By the way, on a separate topic, I think you will find Sickert was of Danish descent, not German. Or was that a trick question?
Sickert as a young man worked for Henry Irving's company at the Lyceum. He would have learned make-up techniques, but don't forget in 1888, stage lighting was by limelight or gas, and greasepaint was used for make-up.
The stage conditions would have meant that by today's film standards, the make-up would have been heavy and - to an observer back-stage highly unnatural in colour and artificiality. Footlights (as I well know from personal experience) required a different technique to modern spotlights and floods etc. In particular the eyes and so on need bringing out, and lines to denote age/wrinkles etc would have been painted on (not done with latex or prosthetics as now) and would have been highly obvious.
So I do not think that Sickert would have been able to change his appearance to walk the streets as "someone else" without raising some eyebrows.
I think he may have acquired one "fetish" at the Lyceum. Irving's head scenery painter wore a red bandana when "preparing for close action" (i.e. especially hard at work) and Sickert might have picked up the same habit.
On voice - the large theatres of Victorian London did not possess any amplification so actors were trained to throw or project their voices so that audiences right at the back could hear.
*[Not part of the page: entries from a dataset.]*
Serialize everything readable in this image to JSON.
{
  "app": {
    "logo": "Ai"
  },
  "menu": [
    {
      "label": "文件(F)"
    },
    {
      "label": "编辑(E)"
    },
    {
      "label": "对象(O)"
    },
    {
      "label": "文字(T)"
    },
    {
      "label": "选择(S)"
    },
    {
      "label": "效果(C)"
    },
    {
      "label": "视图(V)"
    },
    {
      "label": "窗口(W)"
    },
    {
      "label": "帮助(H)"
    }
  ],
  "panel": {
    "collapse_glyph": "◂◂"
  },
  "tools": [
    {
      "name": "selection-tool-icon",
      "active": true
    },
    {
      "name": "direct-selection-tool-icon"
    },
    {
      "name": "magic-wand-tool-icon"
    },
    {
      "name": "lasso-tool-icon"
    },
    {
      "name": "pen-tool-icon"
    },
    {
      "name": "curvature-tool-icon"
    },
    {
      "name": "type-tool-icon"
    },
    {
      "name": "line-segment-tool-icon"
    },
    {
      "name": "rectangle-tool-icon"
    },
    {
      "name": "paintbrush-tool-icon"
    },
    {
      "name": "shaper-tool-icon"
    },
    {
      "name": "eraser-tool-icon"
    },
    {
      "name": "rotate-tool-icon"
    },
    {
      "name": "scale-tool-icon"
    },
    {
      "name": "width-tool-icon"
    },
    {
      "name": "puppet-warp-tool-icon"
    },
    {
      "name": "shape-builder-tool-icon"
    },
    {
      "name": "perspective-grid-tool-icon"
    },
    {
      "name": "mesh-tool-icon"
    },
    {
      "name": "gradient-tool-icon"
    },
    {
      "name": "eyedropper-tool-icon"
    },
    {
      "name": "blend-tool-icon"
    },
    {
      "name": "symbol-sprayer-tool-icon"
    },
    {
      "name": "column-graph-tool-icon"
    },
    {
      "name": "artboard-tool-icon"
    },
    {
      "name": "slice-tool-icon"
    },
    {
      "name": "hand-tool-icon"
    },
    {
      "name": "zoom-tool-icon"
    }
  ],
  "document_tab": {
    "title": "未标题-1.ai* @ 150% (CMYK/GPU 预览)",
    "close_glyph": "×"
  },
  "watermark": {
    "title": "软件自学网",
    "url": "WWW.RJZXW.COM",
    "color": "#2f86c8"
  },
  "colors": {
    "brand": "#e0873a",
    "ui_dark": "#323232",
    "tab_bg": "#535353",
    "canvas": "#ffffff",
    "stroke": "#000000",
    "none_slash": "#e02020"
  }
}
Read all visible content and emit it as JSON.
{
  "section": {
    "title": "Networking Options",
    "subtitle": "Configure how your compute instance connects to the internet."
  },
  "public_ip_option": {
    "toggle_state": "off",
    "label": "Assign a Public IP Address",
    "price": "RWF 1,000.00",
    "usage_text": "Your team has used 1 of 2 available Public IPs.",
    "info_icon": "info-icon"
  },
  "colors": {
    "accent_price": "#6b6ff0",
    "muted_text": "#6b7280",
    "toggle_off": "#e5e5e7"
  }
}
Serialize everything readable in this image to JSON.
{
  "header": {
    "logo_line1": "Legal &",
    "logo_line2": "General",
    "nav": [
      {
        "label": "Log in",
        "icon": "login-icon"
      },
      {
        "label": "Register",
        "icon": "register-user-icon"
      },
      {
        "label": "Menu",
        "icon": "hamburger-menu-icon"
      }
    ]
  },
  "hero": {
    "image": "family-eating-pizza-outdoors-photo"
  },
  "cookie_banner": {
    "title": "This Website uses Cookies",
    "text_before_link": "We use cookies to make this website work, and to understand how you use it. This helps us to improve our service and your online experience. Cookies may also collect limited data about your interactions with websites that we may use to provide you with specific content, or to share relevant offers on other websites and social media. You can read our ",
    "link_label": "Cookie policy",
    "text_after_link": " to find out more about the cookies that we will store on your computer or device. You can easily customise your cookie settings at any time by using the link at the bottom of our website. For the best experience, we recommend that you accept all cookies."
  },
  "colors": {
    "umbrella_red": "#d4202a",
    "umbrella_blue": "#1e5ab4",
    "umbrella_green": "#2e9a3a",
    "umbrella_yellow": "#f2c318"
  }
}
The inflections and style would have seemed "booming" mannered and strange to us.
On character, 1888 theatre was still very much melodrama, and acting relied on gesture and "line" to reveal character - line is how the body is positioned, a raised hand (above the shoulder-line) would indicate power and dominance, for instance; a hand lower that the shoulder would show submission.
Please don't think acting then was like film acting (or even stage acting) today, subtle and "realistic". In 1888, it was artificial, more like ballet or opera is still performed sometimes. I don't think an actor's talents would have helped "Jack" for a moment.